The MetLife v. Wanda Glenn Bombshell
Wanda Glenn contested the denial of her health care claim arising from an ERISA governed welfare plan. The District Court held in her favor; the Federal Appeals Court reversed. In Mid-June 2008, the Supreme Court ruled in her favor in what will prove to be a momentous design. In brief, the court held in a 6- 3 decision that the conflicted interest that exists whenever the claims adjudicator and the claims financier are the same must be used as a factor requiring the higher standard of review rule and denying the application of the more lenient abuse of discretion rule. This principle was enunciated in the Supreme Court decision Firestone v. Bruch.
This means that any claim contested in court, upon review will confer a significant advantage to the arrangement where the claims are adjudicated by an independent third party and paid by an independent payer (insurer, employer, e.g.). Also, this means that a significant disadvantage will be conferred where the claims are both adjudicated and paid by the same two parties (employer’s self administered and self-funded plan, full insured or ASO arrangements, e.g.).
It is the opinion of this writer that the added legal burden on the payer of having to go to court with one hand tied behind its back whenever there is a claim in contest will be too great for most plan sponsors to be willing to bear.
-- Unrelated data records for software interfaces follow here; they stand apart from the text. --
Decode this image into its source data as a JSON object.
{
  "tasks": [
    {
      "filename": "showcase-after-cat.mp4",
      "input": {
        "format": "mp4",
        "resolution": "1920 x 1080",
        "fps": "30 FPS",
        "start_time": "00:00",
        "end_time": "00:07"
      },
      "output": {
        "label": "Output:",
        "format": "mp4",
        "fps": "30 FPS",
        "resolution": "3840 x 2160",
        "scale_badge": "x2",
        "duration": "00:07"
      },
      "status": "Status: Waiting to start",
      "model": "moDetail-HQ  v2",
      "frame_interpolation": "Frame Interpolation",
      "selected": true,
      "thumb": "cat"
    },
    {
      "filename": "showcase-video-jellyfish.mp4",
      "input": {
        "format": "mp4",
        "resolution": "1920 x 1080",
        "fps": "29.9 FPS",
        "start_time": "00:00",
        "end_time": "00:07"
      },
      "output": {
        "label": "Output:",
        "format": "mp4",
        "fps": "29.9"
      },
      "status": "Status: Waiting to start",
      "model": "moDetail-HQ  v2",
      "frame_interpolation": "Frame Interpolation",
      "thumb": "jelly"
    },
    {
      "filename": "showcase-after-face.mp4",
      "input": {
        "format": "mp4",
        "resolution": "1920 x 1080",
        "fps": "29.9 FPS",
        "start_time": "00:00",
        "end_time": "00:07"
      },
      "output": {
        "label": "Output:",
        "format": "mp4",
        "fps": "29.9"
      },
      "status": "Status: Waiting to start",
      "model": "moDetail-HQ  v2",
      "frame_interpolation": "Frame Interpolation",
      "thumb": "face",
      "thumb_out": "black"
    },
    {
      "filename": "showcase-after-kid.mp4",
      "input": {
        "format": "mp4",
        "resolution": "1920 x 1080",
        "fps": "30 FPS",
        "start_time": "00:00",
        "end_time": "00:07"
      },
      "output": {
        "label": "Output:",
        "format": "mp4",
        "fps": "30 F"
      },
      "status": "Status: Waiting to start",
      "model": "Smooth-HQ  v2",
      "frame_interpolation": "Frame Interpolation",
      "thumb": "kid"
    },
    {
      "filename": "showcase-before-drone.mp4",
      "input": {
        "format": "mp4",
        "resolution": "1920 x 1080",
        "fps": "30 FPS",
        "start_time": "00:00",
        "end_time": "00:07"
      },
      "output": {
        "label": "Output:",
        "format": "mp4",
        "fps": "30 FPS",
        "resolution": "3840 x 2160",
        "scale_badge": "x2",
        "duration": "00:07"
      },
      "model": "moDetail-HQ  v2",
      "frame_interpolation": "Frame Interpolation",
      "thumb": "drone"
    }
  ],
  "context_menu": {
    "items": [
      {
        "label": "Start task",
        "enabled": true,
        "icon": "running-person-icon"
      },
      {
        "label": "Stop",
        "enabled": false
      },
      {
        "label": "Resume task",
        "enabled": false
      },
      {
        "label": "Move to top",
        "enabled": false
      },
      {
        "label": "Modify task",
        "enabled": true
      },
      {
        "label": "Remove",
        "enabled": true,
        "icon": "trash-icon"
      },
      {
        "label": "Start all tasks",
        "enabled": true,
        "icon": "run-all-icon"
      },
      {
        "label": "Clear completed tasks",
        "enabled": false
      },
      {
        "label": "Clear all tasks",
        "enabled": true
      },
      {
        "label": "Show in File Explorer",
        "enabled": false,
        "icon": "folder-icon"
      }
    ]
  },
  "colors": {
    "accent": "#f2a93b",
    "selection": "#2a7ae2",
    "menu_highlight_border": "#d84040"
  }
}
Presuming my opinion is correct, we can expect an immediate and significant shift from fully insured and ASO arrangement to TPA-administered self-funded health care plans where conflicted interest does not exist.
This is first few paragraphs of an article by Carlton Harker which was published in the August 2008 issue of The Self-Insurer, page 10.